Given information:
═══
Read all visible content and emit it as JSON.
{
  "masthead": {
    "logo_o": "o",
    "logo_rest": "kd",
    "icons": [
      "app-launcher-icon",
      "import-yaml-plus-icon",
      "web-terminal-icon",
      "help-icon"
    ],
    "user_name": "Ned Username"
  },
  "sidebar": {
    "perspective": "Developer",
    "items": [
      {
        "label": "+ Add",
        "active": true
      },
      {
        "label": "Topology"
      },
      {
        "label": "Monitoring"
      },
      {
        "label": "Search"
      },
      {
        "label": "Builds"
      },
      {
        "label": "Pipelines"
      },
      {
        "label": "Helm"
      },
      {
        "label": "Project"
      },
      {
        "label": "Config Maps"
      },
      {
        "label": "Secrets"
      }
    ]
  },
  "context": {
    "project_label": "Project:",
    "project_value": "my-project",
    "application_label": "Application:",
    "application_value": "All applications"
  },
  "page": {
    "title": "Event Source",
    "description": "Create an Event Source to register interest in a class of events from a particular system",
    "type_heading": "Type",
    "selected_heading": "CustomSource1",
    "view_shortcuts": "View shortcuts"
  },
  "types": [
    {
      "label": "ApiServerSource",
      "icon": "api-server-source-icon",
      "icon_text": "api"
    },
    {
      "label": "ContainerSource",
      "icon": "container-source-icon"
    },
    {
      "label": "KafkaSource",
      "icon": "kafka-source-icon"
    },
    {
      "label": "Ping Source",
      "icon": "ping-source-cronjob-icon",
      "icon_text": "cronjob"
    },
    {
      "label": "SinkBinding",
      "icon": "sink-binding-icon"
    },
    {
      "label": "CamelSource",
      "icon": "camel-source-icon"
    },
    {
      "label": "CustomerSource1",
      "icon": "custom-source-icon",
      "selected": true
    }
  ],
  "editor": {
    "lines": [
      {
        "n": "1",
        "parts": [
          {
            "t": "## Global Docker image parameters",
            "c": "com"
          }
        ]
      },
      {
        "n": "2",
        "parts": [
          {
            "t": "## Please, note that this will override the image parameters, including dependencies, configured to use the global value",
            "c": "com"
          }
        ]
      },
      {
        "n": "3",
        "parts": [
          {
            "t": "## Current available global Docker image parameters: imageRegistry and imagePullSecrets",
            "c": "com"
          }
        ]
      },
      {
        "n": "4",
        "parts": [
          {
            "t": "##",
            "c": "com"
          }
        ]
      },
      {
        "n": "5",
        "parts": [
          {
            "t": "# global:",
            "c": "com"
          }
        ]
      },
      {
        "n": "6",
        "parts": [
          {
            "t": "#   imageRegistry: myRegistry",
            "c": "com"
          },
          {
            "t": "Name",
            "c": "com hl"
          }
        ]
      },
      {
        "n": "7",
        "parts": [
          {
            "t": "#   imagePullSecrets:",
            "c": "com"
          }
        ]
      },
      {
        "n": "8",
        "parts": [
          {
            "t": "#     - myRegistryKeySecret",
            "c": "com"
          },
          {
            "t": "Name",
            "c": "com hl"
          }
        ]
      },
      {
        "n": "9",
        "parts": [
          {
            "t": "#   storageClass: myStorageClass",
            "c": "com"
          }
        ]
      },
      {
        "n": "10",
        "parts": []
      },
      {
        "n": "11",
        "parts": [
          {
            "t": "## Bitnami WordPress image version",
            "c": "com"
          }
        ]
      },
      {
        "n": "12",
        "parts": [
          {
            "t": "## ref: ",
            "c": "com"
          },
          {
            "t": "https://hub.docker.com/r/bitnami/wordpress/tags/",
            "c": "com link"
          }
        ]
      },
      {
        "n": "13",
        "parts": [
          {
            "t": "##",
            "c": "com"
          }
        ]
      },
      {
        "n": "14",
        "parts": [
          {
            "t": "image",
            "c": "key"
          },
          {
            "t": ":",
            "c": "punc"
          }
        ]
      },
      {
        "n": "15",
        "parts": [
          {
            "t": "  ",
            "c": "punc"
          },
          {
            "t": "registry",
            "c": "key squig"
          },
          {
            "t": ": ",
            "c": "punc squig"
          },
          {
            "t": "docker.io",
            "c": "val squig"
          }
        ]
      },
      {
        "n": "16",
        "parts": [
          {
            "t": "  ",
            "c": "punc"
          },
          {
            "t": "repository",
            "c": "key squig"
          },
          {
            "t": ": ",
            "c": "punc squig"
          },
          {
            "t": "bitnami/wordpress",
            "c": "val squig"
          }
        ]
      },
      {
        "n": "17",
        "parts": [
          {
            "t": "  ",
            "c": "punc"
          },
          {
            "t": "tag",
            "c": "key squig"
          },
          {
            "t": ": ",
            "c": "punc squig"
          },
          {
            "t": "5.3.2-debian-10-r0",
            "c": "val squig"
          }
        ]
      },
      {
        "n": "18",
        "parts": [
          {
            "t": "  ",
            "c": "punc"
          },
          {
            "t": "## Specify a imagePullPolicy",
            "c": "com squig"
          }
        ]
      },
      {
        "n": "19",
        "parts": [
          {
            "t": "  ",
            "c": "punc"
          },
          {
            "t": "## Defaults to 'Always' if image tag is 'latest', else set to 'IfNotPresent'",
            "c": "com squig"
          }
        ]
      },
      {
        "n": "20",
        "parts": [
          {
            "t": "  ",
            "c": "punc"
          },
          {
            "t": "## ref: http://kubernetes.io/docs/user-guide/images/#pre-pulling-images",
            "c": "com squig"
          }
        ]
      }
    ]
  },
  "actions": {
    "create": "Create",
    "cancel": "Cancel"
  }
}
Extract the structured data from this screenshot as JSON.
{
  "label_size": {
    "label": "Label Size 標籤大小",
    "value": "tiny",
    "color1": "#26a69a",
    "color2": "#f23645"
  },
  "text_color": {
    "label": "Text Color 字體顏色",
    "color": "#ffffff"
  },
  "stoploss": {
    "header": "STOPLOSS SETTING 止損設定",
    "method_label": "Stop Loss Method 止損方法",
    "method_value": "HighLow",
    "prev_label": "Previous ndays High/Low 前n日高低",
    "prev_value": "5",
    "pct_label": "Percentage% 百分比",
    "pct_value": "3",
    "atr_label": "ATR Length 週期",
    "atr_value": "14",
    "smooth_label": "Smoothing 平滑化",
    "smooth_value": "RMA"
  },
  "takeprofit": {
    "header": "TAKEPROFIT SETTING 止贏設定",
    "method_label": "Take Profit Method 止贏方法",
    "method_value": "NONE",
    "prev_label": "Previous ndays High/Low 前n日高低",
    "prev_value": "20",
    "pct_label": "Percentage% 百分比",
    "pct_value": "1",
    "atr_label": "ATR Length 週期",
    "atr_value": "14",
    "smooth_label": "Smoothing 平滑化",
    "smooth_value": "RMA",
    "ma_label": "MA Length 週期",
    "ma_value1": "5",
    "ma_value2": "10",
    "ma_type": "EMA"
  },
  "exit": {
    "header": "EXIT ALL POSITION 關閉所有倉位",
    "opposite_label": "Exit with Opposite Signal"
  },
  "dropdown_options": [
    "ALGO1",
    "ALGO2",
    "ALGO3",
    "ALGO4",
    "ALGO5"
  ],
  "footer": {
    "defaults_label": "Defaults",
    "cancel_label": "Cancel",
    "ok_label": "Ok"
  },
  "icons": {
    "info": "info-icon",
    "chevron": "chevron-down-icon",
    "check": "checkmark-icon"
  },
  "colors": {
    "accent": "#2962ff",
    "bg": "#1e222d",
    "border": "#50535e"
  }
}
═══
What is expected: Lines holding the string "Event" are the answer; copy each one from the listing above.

Response area:
    "title": "Event Source",
    "description": "Create an Event Source to register interest in a class of events from a particular system",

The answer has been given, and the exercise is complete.